In it, but not of it. TPM DC
What exactly does Paul believe when it comes to drugs? He wants the federal government to dramatically lower its drug enforcement profile. "Paul wants to cut federal funding for undercover drug investigations and drug treatment programs," the AP reported last week. "He said he is opposed to the legalization of marijuana, even for medicinal purposes. But he also has called drug sentences of 10 to 20 years too harsh."
Paul told the AP that he thinks too much is made of the War on Drugs and its impact on the election. "I don't think it's a real pressing issue," he told the AP. Paul maintains that voters in Kentucky's drug-plagued rural areas care more about fiscal policy and other issues then they do about federal drug enforcement money.
It's clear Conway sees an opening thanks to Paul's line. But even before the Republican mused on how much Kentuckians care whether the federal government is in the drug enforcement business, Conway supporters were arguing that the issue is a natural winner for them. Paul's less-than-Draconian views on drugs clash with Conway's tough-guy law enforcement image. If Conway is "just say no," Paul seems to be more nuanced.
"I think drugs are a scourge but at the same time I also understand that teenagers -- people that you may be related to, people that I may be related to -- have had drug problems," Paul said, according to the AP.
"What he needs to do is get off Fox News and get in his car and go to eastern Kentucky and learn about the problems with marijuana, the
problems with meth," Conway told WMYT-TV recently. "We have county judges in eastern Kentucky that will tell you that we've lost a whole generation to drugs. He just doesn't get it."
The Fraternal Order of Police seems to agree with Conway's view of things. "Jack Conway has been a strong, effective Attorney General. From helping close down the prescription pill pipeline from Florida to confiscating 70,000 child pornography images, nobody is tougher on crime than Jack Conway," Kentucky FOP President Spike Jones said in a statement yesterday.
Moving ahead, Democrats have said they plan to continue to attack Paul as weak on drugs. Not only do they think the issue is a winner for Conway -- but they also believe it highlights another running theme from the Democrats: Paul doesn't understand Kentucky. With his focus on national issues and constant talk about the "Obama-Pelosi-Reid" agenda, Democrats say that Paul is hiding a lack of understanding about the specific issues, like drugs, that are important to the state he wants to represent.
Paul rejected that idea in an interview with WMYT yesterday.

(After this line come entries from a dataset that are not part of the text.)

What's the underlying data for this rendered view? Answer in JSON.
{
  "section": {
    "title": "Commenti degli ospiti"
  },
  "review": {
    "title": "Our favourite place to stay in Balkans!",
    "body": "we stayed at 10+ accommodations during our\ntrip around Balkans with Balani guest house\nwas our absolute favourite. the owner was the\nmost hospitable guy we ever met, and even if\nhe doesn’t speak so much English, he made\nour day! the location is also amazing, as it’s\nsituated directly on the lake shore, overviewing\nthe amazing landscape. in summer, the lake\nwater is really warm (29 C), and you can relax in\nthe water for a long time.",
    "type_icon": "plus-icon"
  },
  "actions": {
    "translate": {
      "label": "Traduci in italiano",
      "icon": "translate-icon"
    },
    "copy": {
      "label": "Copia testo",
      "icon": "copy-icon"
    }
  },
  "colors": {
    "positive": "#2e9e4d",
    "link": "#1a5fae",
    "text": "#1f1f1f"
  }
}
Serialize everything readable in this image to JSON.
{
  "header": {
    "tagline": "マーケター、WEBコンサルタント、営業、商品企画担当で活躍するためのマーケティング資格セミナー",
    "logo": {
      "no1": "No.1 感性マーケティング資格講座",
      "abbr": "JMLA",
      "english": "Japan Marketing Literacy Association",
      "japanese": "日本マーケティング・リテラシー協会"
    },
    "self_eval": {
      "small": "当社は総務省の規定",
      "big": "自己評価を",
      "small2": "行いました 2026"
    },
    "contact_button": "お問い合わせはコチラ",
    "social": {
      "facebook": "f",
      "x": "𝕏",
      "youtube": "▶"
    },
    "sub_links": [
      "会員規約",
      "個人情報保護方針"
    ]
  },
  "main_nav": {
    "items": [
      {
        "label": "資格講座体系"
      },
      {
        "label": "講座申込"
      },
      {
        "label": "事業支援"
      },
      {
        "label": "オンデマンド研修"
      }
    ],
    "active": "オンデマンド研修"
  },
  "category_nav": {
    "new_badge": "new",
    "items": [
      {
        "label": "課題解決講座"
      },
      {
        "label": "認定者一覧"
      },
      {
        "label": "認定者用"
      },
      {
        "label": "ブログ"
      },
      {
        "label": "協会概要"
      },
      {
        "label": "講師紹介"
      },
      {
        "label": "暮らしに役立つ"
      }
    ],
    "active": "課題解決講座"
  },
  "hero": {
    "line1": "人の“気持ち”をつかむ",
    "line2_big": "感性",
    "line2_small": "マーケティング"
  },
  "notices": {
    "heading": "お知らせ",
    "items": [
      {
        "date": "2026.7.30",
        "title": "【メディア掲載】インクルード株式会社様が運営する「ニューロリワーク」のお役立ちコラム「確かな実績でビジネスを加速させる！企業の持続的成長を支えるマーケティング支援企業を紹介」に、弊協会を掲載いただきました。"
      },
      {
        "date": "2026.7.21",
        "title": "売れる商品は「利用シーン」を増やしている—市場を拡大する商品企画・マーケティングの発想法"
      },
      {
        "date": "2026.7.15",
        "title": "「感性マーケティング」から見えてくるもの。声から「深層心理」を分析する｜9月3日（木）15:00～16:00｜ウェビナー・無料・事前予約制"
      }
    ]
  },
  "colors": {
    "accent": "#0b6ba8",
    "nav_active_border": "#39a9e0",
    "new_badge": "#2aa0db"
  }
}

"I'm a physician and a father of three teenage boys, and I'm very concerned about drugs. I think we need to do everything we can to stop drugs," Paul told the station. "I personally think we've been trying the government solution, and maybe there are some good aspects to it. But we're still failing, and we're not getting rid of the drug problem."
The TPM Poll Average shows Paul leading Conway 46.3-41.0.